As fans of soccer in America, we find ourselves in an awkward and frankly embarrassing position. No one wants to be associated with mediocrity, and yet on an international scale, our domestic league and most of our players are unfortunately just that. In order to improve into the world power on the pitch that we are off of it, we are going to need to take a good hard look at ourselves. Where can we direct our gaze and identify where to bend our will in order to develop? We can’t afford to cast our sights across the pond at European football forever. In order to rival and eventually surpass the rest of the world we are going to have to grow our game. The easiest and probably most effective way to take great strides in a short period of time is to invest in our local clubs. Supporting a club like the San Diego Flash with a solid business model off the pitch and scintillating football on it is a PERFECT way to begin to address the disparity between ourselves and the rest of the world.
Success isn’t something that comes overnight. It takes years of meticulous planning, investment of resources both precious and plentiful, sleepless nights, a little luck, but most importantly what success needs in order to become synonymous with United States soccer is the time and attention of the United States people. San Diegans are lucky. We have in our own backyard; a team to support that plays entertaining, free flowing football.

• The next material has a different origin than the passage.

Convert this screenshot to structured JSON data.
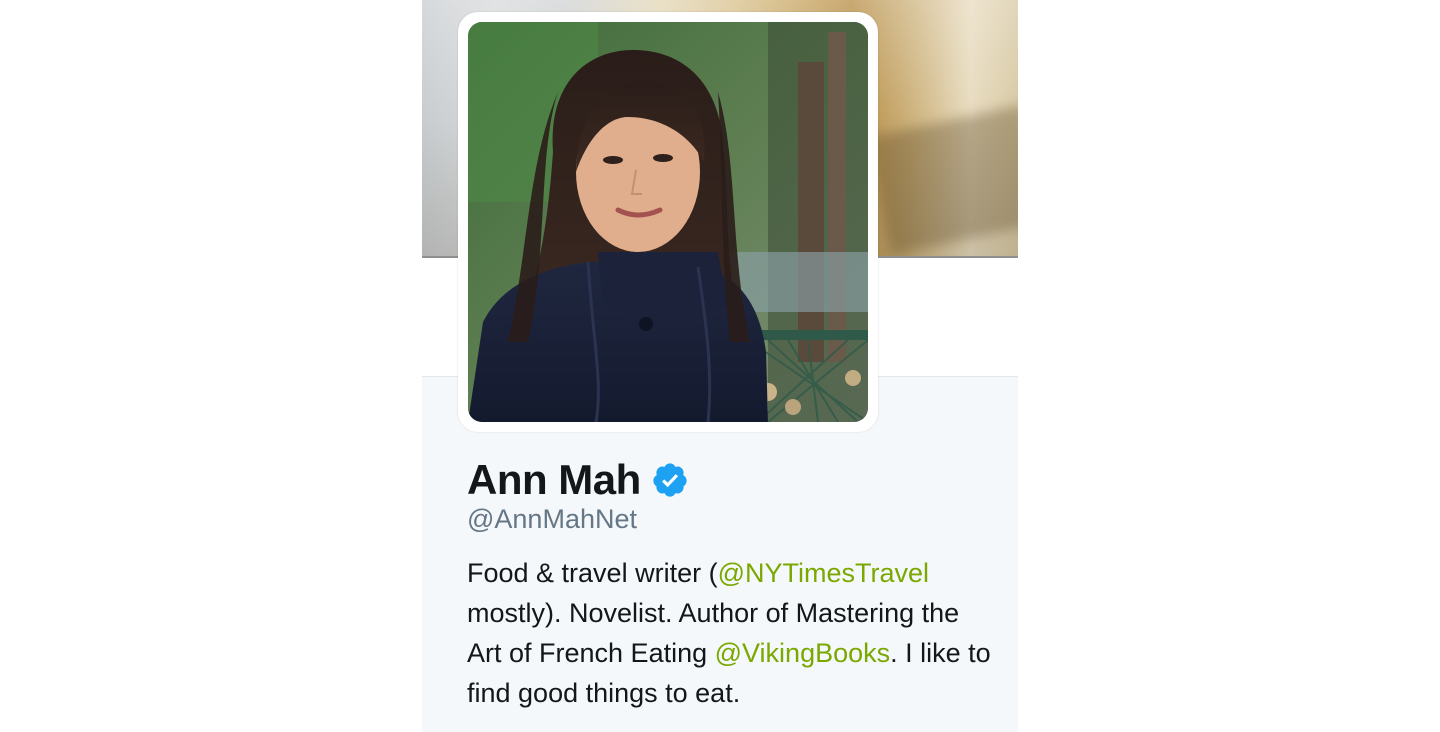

A team that we can go and support as they look to climb the ladder with local lads and a dedicated coaching staff of former professionals who know exactly what it takes to rise to the top of the crop.


Team photo of the 2012 San Diego Flash


What can you do you ask? Its simple:

  • Find your local club whether it be MLS, USL, PDL, NPSL and go watch a home game
  • Get online and use social media to connect with other like-minded locals who are interested in grassroots soccer in America. Use the hashtag #GrowTheGame on Twitter and you’ll be amazed at what’s going on
  • Visit the website of your club and learn more about their history and the people involved in running them
  • Perhaps buy yourself or your child a jersey from the club?
  • Get creative in your support! Whether it be funds, time, specific expertise… etc. Whatever you do helps so chip in as you can. The movement starts with you


Chelsea vs Manchester United Highlights and Analysis

Where to begin?
Every football match has its own life. A heartbeat. A pulse. Lord only knows what the blood pressure readings were during this match but its certain that this game was alive and kicking from start to finish. Great saves from both keepers, scintillating build up play, soft goals conceded, clear penalties not given, softer penalties awarded and then promptly guided into the back of Petr Cech’s net with a savage precision usually only seen in Fifa12… the list goes on.
On the whole I imagine United will be content with that point recovered although once again they dug themselves the whole that they so valiantly clawed their way out of. with 14 games to play and now (once again) 2 points behind City, the title race is as alive as ever. Next up is Liverpool at home. Onwards and upwards I say!